# What is being asked:
The records that follow must be reproduced in full, with every picture excluded.
>>>>>
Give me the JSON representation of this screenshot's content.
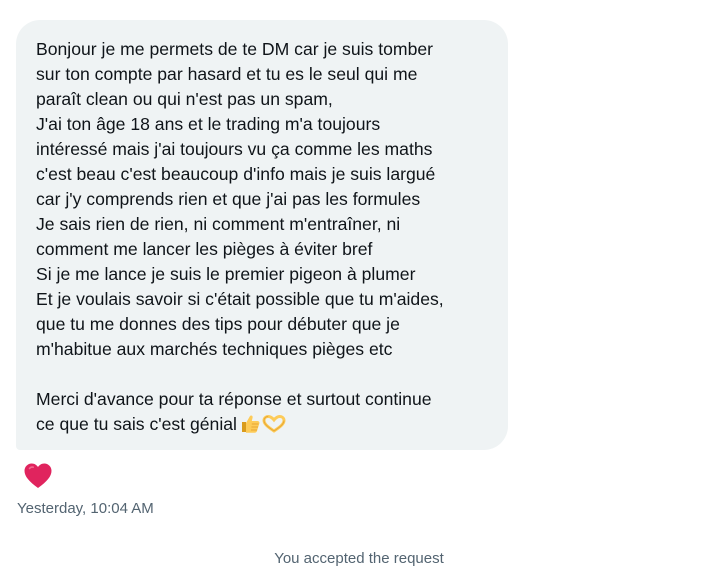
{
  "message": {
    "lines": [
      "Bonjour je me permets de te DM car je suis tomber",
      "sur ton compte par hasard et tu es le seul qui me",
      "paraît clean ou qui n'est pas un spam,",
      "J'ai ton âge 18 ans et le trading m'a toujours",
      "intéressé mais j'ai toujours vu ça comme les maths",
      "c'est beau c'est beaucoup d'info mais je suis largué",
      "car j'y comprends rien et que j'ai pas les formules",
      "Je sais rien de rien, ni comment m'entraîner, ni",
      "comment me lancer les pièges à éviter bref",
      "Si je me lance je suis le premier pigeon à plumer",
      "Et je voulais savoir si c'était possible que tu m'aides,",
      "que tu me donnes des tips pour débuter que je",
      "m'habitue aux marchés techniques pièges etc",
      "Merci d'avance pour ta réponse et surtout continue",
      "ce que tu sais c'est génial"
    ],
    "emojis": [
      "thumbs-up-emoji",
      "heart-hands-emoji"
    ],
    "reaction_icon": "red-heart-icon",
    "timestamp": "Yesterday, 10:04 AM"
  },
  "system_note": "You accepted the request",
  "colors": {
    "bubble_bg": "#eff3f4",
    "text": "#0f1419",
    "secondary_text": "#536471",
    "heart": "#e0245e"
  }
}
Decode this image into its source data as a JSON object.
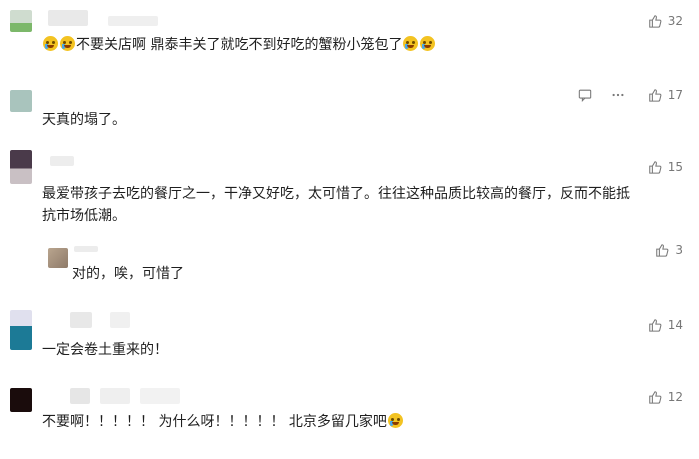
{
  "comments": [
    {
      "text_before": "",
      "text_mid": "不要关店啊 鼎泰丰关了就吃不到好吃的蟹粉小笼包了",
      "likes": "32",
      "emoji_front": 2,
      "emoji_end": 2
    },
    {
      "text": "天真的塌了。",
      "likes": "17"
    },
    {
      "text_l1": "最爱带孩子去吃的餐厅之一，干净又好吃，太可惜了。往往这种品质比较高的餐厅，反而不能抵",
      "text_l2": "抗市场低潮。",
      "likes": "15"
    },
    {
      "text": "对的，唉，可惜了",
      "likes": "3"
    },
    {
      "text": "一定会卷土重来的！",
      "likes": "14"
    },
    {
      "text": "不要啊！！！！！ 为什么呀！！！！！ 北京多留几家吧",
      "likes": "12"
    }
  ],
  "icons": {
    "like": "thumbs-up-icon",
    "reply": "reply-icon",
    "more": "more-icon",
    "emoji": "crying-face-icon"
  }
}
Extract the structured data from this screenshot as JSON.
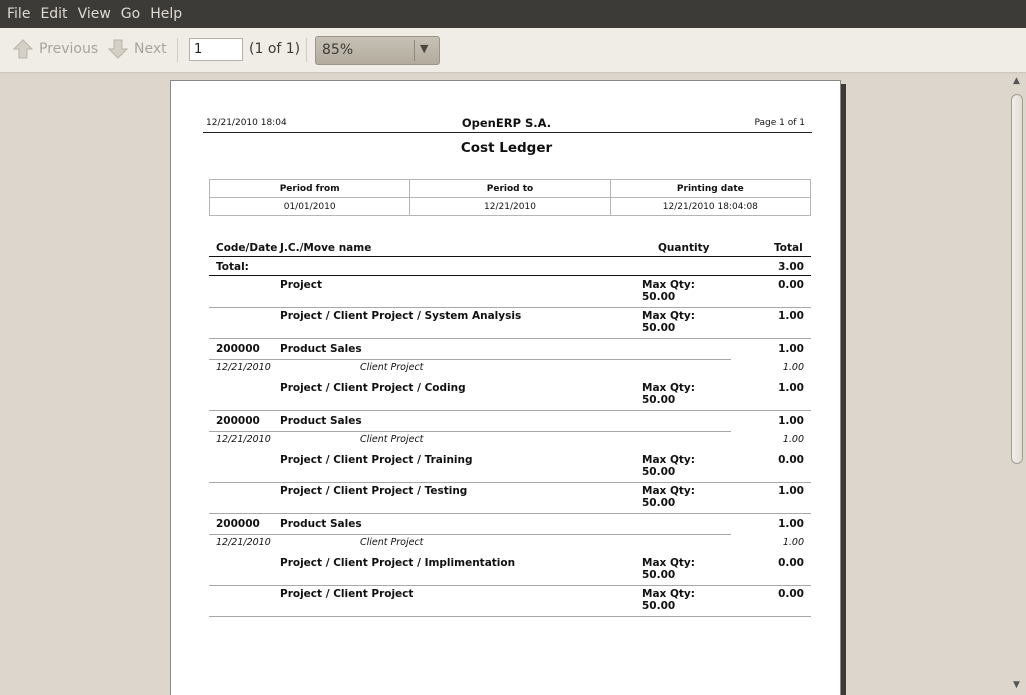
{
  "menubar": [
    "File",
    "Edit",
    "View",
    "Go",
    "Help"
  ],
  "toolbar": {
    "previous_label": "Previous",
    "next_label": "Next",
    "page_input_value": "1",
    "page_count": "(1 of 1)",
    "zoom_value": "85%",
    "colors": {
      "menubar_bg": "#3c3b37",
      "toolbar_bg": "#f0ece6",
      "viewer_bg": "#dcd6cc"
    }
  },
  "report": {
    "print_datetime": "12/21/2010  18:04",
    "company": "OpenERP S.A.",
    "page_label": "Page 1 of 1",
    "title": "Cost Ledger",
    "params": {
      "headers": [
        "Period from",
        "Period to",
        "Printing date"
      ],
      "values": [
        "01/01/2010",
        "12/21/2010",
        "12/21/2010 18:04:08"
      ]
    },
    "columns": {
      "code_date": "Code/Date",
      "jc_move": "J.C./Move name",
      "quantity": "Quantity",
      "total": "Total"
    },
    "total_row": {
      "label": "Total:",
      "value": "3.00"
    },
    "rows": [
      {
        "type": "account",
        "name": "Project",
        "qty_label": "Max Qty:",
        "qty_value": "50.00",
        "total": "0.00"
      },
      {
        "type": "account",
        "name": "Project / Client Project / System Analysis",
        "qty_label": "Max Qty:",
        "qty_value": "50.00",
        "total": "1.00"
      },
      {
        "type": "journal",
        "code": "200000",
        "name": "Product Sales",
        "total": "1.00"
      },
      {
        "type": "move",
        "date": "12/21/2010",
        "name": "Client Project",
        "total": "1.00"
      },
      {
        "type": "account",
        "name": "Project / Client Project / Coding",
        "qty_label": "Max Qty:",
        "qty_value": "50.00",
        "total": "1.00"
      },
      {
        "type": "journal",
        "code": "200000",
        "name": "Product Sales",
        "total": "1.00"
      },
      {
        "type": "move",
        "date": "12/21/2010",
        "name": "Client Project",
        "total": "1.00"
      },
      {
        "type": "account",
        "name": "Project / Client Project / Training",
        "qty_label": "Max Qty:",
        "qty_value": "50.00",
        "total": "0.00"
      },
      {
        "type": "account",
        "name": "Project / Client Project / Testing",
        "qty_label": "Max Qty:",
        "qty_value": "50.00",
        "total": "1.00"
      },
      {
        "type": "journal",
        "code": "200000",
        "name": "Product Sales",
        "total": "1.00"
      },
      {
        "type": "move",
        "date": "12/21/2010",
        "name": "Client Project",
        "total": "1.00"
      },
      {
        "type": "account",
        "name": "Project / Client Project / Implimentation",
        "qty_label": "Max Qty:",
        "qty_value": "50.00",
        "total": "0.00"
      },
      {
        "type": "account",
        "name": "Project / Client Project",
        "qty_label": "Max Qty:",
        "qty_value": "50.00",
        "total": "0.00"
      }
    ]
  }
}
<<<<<
# Finished task:
Give me the JSON representation of this screenshot's content.
{
  "message": {
    "lines": [
      "Bonjour je me permets de te DM car je suis tomber",
      "sur ton compte par hasard et tu es le seul qui me",
      "paraît clean ou qui n'est pas un spam,",
      "J'ai ton âge 18 ans et le trading m'a toujours",
      "intéressé mais j'ai toujours vu ça comme les maths",
      "c'est beau c'est beaucoup d'info mais je suis largué",
      "car j'y comprends rien et que j'ai pas les formules",
      "Je sais rien de rien, ni comment m'entraîner, ni",
      "comment me lancer les pièges à éviter bref",
      "Si je me lance je suis le premier pigeon à plumer",
      "Et je voulais savoir si c'était possible que tu m'aides,",
      "que tu me donnes des tips pour débuter que je",
      "m'habitue aux marchés techniques pièges etc",
      "Merci d'avance pour ta réponse et surtout continue",
      "ce que tu sais c'est génial"
    ],
    "emojis": [
      "thumbs-up-emoji",
      "heart-hands-emoji"
    ],
    "reaction_icon": "red-heart-icon",
    "timestamp": "Yesterday, 10:04 AM"
  },
  "system_note": "You accepted the request",
  "colors": {
    "bubble_bg": "#eff3f4",
    "text": "#0f1419",
    "secondary_text": "#536471",
    "heart": "#e0245e"
  }
}
Decode this image into its source data as a JSON object.
{
  "comments": [
    {
      "text_before": "",
      "text_mid": "不要关店啊 鼎泰丰关了就吃不到好吃的蟹粉小笼包了",
      "likes": "32",
      "emoji_front": 2,
      "emoji_end": 2
    },
    {
      "text": "天真的塌了。",
      "likes": "17"
    },
    {
      "text_l1": "最爱带孩子去吃的餐厅之一，干净又好吃，太可惜了。往往这种品质比较高的餐厅，反而不能抵",
      "text_l2": "抗市场低潮。",
      "likes": "15"
    },
    {
      "text": "对的，唉，可惜了",
      "likes": "3"
    },
    {
      "text": "一定会卷土重来的！",
      "likes": "14"
    },
    {
      "text": "不要啊！！！！！ 为什么呀！！！！！ 北京多留几家吧",
      "likes": "12"
    }
  ],
  "icons": {
    "like": "thumbs-up-icon",
    "reply": "reply-icon",
    "more": "more-icon",
    "emoji": "crying-face-icon"
  }
}
Extract the structured data from this screenshot as JSON.
{
  "menubar": [
    "File",
    "Edit",
    "View",
    "Go",
    "Help"
  ],
  "toolbar": {
    "previous_label": "Previous",
    "next_label": "Next",
    "page_input_value": "1",
    "page_count": "(1 of 1)",
    "zoom_value": "85%",
    "colors": {
      "menubar_bg": "#3c3b37",
      "toolbar_bg": "#f0ece6",
      "viewer_bg": "#dcd6cc"
    }
  },
  "report": {
    "print_datetime": "12/21/2010  18:04",
    "company": "OpenERP S.A.",
    "page_label": "Page 1 of 1",
    "title": "Cost Ledger",
    "params": {
      "headers": [
        "Period from",
        "Period to",
        "Printing date"
      ],
      "values": [
        "01/01/2010",
        "12/21/2010",
        "12/21/2010 18:04:08"
      ]
    },
    "columns": {
      "code_date": "Code/Date",
      "jc_move": "J.C./Move name",
      "quantity": "Quantity",
      "total": "Total"
    },
    "total_row": {
      "label": "Total:",
      "value": "3.00"
    },
    "rows": [
      {
        "type": "account",
        "name": "Project",
        "qty_label": "Max Qty:",
        "qty_value": "50.00",
        "total": "0.00"
      },
      {
        "type": "account",
        "name": "Project / Client Project / System Analysis",
        "qty_label": "Max Qty:",
        "qty_value": "50.00",
        "total": "1.00"
      },
      {
        "type": "journal",
        "code": "200000",
        "name": "Product Sales",
        "total": "1.00"
      },
      {
        "type": "move",
        "date": "12/21/2010",
        "name": "Client Project",
        "total": "1.00"
      },
      {
        "type": "account",
        "name": "Project / Client Project / Coding",
        "qty_label": "Max Qty:",
        "qty_value": "50.00",
        "total": "1.00"
      },
      {
        "type": "journal",
        "code": "200000",
        "name": "Product Sales",
        "total": "1.00"
      },
      {
        "type": "move",
        "date": "12/21/2010",
        "name": "Client Project",
        "total": "1.00"
      },
      {
        "type": "account",
        "name": "Project / Client Project / Training",
        "qty_label": "Max Qty:",
        "qty_value": "50.00",
        "total": "0.00"
      },
      {
        "type": "account",
        "name": "Project / Client Project / Testing",
        "qty_label": "Max Qty:",
        "qty_value": "50.00",
        "total": "1.00"
      },
      {
        "type": "journal",
        "code": "200000",
        "name": "Product Sales",
        "total": "1.00"
      },
      {
        "type": "move",
        "date": "12/21/2010",
        "name": "Client Project",
        "total": "1.00"
      },
      {
        "type": "account",
        "name": "Project / Client Project / Implimentation",
        "qty_label": "Max Qty:",
        "qty_value": "50.00",
        "total": "0.00"
      },
      {
        "type": "account",
        "name": "Project / Client Project",
        "qty_label": "Max Qty:",
        "qty_value": "50.00",
        "total": "0.00"
      }
    ]
  }
}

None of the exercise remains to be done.